- WHAT IS EXPECTED -
Copy each line below in which the string "Specify" appears.

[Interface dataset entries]

== == ==

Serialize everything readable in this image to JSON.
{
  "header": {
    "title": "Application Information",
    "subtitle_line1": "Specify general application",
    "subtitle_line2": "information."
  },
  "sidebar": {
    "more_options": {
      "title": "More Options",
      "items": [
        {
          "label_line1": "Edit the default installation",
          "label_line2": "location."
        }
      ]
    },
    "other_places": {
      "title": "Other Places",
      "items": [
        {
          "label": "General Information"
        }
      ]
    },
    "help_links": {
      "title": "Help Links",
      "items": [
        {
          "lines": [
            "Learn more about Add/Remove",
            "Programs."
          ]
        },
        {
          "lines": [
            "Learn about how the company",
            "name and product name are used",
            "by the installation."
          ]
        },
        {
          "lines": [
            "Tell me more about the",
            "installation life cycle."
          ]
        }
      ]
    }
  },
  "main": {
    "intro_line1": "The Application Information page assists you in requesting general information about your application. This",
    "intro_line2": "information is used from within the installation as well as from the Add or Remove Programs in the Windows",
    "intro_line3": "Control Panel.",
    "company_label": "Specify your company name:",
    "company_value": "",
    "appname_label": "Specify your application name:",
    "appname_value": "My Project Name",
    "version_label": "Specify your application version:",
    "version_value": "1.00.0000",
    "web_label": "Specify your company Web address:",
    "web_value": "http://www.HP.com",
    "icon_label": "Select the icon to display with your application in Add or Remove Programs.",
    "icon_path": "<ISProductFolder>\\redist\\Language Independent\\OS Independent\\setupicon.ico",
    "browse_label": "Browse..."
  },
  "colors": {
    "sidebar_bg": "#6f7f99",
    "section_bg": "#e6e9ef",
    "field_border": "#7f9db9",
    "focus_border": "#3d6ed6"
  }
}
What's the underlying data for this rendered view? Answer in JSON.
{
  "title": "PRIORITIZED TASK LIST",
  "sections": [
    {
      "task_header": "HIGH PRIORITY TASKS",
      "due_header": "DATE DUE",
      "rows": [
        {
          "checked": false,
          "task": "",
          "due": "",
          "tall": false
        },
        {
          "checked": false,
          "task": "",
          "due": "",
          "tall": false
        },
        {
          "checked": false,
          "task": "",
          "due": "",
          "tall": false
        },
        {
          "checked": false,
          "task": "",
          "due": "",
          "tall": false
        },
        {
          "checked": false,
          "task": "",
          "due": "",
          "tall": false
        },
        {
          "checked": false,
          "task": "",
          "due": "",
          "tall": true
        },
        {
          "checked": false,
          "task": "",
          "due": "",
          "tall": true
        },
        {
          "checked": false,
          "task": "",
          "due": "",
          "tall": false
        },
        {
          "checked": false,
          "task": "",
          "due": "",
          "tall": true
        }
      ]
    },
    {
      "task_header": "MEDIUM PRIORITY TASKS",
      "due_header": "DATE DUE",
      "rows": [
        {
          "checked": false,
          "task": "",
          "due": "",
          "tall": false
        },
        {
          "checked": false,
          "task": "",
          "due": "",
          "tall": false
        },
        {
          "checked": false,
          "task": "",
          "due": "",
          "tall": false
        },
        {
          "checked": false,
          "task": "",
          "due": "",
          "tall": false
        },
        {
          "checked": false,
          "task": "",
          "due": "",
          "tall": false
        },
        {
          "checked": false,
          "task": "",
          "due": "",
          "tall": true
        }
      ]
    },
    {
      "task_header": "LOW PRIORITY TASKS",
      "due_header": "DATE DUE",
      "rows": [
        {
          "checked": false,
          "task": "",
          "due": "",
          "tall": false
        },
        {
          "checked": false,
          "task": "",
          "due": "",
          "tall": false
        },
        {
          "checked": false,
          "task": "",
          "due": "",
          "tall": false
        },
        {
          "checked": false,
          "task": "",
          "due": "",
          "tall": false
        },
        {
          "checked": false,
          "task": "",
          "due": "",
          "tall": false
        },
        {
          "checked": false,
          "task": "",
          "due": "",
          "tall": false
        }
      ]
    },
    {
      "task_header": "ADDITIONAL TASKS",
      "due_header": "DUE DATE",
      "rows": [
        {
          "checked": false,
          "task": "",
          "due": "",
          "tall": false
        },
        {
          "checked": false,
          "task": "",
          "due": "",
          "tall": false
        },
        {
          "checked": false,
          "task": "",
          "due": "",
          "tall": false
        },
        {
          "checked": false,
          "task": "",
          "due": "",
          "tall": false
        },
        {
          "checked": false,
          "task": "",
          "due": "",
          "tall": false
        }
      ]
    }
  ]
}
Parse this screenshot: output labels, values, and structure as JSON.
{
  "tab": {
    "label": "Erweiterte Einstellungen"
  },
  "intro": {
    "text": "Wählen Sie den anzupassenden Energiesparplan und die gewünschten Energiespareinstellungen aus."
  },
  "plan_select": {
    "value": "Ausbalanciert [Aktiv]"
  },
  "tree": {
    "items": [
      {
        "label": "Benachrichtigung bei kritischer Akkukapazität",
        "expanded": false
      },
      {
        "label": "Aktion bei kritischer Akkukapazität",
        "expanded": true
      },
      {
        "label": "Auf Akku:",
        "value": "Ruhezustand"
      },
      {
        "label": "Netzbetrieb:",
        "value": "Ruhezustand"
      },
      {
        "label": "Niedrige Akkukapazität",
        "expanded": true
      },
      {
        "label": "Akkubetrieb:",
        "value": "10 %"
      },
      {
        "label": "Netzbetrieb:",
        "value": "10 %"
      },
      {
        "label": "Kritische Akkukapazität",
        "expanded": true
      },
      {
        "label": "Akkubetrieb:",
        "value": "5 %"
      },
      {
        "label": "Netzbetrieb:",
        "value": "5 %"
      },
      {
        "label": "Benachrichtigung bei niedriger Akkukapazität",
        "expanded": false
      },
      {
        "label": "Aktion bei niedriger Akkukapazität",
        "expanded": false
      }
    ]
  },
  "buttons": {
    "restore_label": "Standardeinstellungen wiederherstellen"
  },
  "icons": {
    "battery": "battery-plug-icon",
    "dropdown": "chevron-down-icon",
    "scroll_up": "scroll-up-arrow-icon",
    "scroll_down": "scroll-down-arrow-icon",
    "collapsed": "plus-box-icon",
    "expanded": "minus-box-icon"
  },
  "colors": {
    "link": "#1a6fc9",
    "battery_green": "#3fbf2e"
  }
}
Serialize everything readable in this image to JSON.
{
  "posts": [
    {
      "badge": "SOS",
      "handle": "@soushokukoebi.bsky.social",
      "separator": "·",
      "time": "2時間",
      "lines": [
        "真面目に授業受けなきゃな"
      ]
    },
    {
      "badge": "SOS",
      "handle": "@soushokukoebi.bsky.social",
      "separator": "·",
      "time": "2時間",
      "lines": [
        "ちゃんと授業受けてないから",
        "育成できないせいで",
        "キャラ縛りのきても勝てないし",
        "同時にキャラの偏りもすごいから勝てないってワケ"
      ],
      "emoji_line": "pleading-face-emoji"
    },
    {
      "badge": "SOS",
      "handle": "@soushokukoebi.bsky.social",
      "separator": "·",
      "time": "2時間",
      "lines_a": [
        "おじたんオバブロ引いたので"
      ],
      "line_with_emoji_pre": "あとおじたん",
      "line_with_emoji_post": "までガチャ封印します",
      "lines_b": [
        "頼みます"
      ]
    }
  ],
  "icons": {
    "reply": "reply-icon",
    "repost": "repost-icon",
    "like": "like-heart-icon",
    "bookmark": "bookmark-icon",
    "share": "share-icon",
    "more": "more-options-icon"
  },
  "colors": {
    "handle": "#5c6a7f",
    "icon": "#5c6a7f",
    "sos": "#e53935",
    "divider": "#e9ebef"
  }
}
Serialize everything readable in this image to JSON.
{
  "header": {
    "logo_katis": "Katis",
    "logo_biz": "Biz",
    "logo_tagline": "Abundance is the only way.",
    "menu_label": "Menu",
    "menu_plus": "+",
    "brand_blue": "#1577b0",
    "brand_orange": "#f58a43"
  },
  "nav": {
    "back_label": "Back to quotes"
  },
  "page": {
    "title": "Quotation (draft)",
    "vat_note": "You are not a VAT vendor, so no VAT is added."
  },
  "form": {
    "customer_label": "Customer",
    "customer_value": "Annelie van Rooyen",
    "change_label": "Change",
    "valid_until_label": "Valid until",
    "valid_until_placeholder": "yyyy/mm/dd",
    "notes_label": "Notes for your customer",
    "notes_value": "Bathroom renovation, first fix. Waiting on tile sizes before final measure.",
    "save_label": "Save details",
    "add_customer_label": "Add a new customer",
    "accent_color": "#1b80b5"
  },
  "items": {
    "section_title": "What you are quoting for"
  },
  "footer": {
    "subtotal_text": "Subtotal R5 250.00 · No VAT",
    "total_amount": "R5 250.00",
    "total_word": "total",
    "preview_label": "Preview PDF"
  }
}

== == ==

- ANSWER TO THIS TASK -
    "subtitle_line1": "Specify general application",
    "company_label": "Specify your company name:",
    "appname_label": "Specify your application name:",
    "version_label": "Specify your application version:",
    "web_label": "Specify your company Web address:",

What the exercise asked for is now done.